To understand how polarized lenses work, it’s useful to compare the impact on the eye of vertical light waves versus horizontal light waves.
Vertical light waves are very useful for the eye. They allow us to see with enhanced contrast and colour. On the other hand, horizontal light waves are not so useful for the eye creating unpleasant glare and compromising our vision.
The purpose of polarized lenses is to suppress the horizontal polarized light to prevent it from reaching the eye, while allowing the useful vertical light waves through the lens.
The polarizing filter in a polarized lens blocks the horizontal light that causes blinding glare, but allows the vertical light through that provides visual acuity and contrast.
So how does a polarized lens work?
Contained within the polarized lens are millions of parallel rows of tiny iodine crystals or dichroic dyes (so small they can’t be seen with the naked eye) that act in a manner similar to venetian blinds.
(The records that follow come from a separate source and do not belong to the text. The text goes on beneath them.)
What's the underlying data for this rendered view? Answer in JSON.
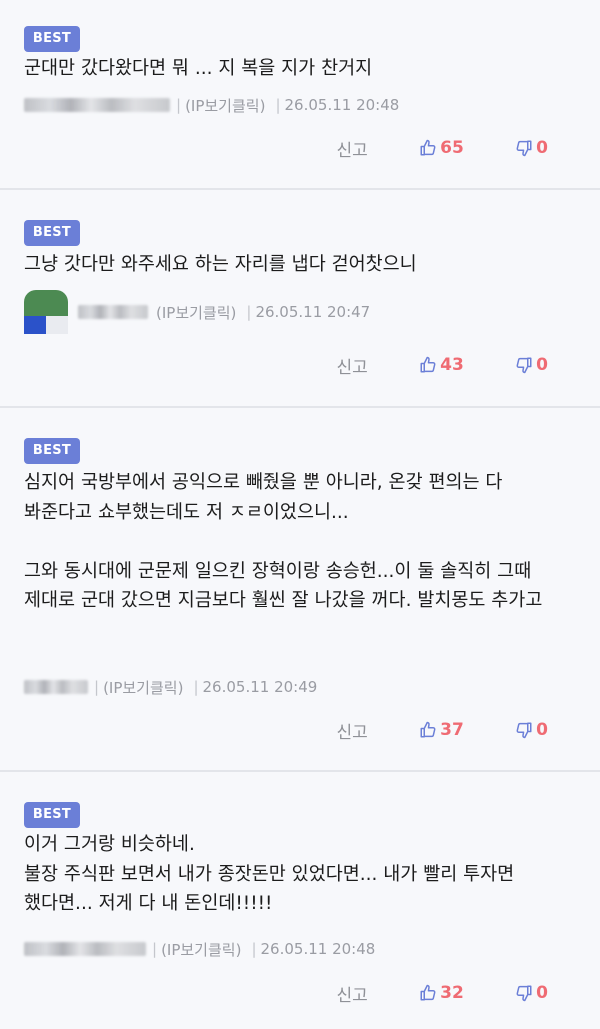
{
  "comments": [
    {
      "badge": "BEST",
      "text": "군대만 갔다왔다면 뭐 ... 지 복을 지가 찬거지",
      "ip": "(IP보기클릭)",
      "date": "26.05.11 20:48",
      "report": "신고",
      "likes": "65",
      "dislikes": "0"
    },
    {
      "badge": "BEST",
      "text": "그냥 갓다만 와주세요 하는 자리를 냅다 걷어찻으니",
      "ip": "(IP보기클릭)",
      "date": "26.05.11 20:47",
      "report": "신고",
      "likes": "43",
      "dislikes": "0"
    },
    {
      "badge": "BEST",
      "text": "심지어 국방부에서 공익으로 빼줬을 뿐 아니라, 온갖 편의는 다 봐준다고 쇼부했는데도 저 ㅈㄹ이었으니...\n\n그와 동시대에 군문제 일으킨 장혁이랑 송승헌...이 둘 솔직히 그때 제대로 군대 갔으면 지금보다 훨씬 잘 나갔을 꺼다. 발치몽도 추가고",
      "ip": "(IP보기클릭)",
      "date": "26.05.11 20:49",
      "report": "신고",
      "likes": "37",
      "dislikes": "0"
    },
    {
      "badge": "BEST",
      "text": "이거 그거랑 비슷하네.\n불장 주식판 보면서 내가 종잣돈만 있었다면... 내가 빨리 투자면 했다면... 저게 다 내 돈인데!!!!!",
      "ip": "(IP보기클릭)",
      "date": "26.05.11 20:48",
      "report": "신고",
      "likes": "32",
      "dislikes": "0"
    }
  ],
  "colors": {
    "badge": "#6b7fd7",
    "like_icon": "#6b7fd7",
    "count": "#ef6b73",
    "meta": "#9a9ca3",
    "background": "#f7f8fb"
  },
  "icons": {
    "like": "thumbs-up-icon",
    "dislike": "thumbs-down-icon"
  }
}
Like venetian blinds, the horizontal rows of iodine crystals contained within the polarized lens blocks the horizontal polarized light waves and allows only the vertical light waves to reach the eye.